“We operate on the social model of disability, with the belief that the removal of these barriers will lead to more richness and diversity both in the arts and in society at large.”
Representation at the official launch
“We want to attract as many representatives from different theatre companies and organisations as possible to the official launch of Narus. We have also invited young emerging admin, marketing and production professionals who have an interest in potentially working with Narus, so that they can become part of the conversation.
“We are quite keen to get dialogue going beyond what has traditionally been the disability arts community – we tend to get so immersed that it can be easy to forget that a lot of others in the theatre industry are not aware of the movement.”
Coping with limited access at the launch event
“We are doing the best we can concerning access [to the launch event] on a very limited budget and are incredibly grateful for the free use of space at the Centre for Creative Collaboration. We decided to go ahead with the event despite the venue’s limited access rather than wait for an unknown period of time, with a view towards having future events, which will be in more accessible spaces.
“I can confirm that we will have sign language interpreters and personal assistants available to support as needed during the evening, and will be in conversation with businesses in the area in order to – at the very least – find somewhere nearby with accessible facilities.
“We decided it's better to be up-front about our situation and work with people who want to come to find reasonable solutions rather than avoid the subject all together, which, in my experience is what to many people do, because they just get intimidated by the whole prospect.
“It's also my experience that when you ask people, they know their own needs and can give much more productive suggestions than [would happen] with us just trying to imagine and prepare for every scenario. Of course, in an ideal world where everyone recognised the social model of disability, people should be able to expect that they could just show up to an event and have it be completely accessible. I suppose you could say that's our ultimate goal, but in the meantime we just have to do the best we can.”
Access priorities at future venues
“Ideally we would always be able to guarantee that everything was accessible, and we'll always strive to find spaces that are as all-inclusive as possible. This means not only the basic and obvious things, such as ramps and accessible toilet facilities, but making sure that venue staff are on-board with supporting access needs, and that there is a general positive attitude in this respect.

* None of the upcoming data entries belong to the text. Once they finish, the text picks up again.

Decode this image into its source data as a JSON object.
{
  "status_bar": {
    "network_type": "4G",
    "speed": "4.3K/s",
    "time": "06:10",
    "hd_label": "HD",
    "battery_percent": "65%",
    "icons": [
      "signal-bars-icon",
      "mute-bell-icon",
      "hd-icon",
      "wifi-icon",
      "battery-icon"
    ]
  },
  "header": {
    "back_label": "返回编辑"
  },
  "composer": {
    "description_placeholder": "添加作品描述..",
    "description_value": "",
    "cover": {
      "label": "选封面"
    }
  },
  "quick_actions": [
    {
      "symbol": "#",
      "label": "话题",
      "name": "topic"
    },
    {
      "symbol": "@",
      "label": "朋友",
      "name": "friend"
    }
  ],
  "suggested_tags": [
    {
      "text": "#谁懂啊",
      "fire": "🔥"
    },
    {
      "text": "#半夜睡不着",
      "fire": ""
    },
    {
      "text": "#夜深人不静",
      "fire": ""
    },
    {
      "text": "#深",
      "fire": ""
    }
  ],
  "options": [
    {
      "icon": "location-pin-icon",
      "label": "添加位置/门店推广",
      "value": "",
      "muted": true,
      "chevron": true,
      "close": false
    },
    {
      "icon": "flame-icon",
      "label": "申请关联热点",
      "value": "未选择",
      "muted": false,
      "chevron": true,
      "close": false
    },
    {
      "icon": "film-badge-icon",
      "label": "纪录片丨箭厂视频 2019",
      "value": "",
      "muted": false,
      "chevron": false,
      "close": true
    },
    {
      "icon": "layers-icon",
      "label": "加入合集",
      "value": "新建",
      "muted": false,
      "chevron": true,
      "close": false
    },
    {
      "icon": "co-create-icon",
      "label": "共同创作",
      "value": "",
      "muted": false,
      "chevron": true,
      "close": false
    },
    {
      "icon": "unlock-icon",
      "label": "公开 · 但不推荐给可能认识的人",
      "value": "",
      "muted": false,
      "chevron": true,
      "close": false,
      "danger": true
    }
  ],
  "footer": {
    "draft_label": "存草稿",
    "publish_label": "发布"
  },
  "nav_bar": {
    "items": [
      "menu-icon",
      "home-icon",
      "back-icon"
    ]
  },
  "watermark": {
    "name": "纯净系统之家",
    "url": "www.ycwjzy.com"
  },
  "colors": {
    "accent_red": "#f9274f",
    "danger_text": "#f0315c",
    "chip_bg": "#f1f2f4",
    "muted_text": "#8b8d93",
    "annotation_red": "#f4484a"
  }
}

“In reality there may be times when due to budgets or availability or other factors an opportunity may arise for a space that would be limiting in some respect, but would be an otherwise beneficial opportunity to the company or a client.
“In those cases a judgment call has to be made, and we will make every effort to reach out to and engage as many people as possible in the decision and carefully weigh pros and cons. Keeping an open dialogue going is one of the most important things, and admitting the challenges to enable us to face them collaboratively.
“Part of the conditions for our use of the space at the Centre for Creative Collaboration, where our office is based, is that we give back to the building in some way, and my current priority is to help them improve accessibility there.”
Obtaining free Narus launch party tickets
Free tickets for the Narus launch party are available at http://naruslaunch.eventbrite.co.uk/
Please RSVP by 8 May.
Venue: Centre for Creative Collaboration
16 Acton Street, London WC1X 9NG
Date and time: Friday 10 May 2013 from 6.30pm to 9pm.
Nearest tube: Kings Cross
Limited wheelchair access; no accessible toilets/ restrooms.
If you have access requirements or any other enquiries, please contact Narus prior to the event: firstname.lastname@example.org